I loved my country, though, and I knew I could still help keep it safe and strong. In 2008, I took a new job at the Pentagon working in the Army’s headquarters as a civilian analyst. People think of the Pentagon as a conservative institution, but my experience there was nothing but positive. I was known for the skills I brought to my work, for the analysis I did and for the recommendations I made — not for my gender identity.
Now that Trump has announced his intention to overturn Obama’s order to allow transgender Americans to serve openly, I can’t imagine what my fellow trans service members are feeling. They are going to get up tomorrow, put their uniform on and defend their country — just like they do every day — but they’re going to be wondering if the commander in chief is really looking out for their best interests. Transgender soldiers, sailors, Marines and airmen are among the top performers in their fields.
People are afraid of what they don’t know or what they don’t understand. In the military, the most important thing is to get the job done. Getting the job done is based on a person’s character and ability. An individual’s gender identity has no influence on those things.

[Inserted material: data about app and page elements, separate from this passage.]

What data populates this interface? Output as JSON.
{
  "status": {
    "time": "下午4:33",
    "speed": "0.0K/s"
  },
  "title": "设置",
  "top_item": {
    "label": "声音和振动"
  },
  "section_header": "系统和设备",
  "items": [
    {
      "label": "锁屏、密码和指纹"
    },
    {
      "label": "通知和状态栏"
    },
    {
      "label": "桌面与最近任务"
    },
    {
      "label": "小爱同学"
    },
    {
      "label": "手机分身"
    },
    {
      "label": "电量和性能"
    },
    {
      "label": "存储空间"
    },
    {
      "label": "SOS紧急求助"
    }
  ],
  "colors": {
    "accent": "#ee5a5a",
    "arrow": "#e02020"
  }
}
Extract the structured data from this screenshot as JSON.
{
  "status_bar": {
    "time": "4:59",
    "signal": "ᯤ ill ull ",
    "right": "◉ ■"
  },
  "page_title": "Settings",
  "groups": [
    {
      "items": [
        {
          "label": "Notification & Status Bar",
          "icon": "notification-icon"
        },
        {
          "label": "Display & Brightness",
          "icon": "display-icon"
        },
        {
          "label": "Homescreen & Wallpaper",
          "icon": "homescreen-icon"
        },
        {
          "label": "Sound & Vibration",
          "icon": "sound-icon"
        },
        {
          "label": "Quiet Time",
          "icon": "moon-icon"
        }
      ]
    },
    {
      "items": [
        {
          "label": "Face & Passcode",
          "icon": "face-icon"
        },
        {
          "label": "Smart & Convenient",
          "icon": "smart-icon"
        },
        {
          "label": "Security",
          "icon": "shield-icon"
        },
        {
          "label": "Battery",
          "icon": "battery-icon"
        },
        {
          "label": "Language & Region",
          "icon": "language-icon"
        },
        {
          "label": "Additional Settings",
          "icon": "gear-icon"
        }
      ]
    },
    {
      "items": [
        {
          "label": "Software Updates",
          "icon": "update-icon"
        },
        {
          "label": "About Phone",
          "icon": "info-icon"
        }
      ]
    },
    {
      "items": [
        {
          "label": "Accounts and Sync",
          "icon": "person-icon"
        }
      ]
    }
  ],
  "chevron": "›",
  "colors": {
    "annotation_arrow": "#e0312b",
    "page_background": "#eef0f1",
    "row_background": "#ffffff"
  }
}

It’s a shame Trump doesn’t realize that.
Sheri Swokowski is a retired Army colonel who served as human resources director for the U.S. Forest Service.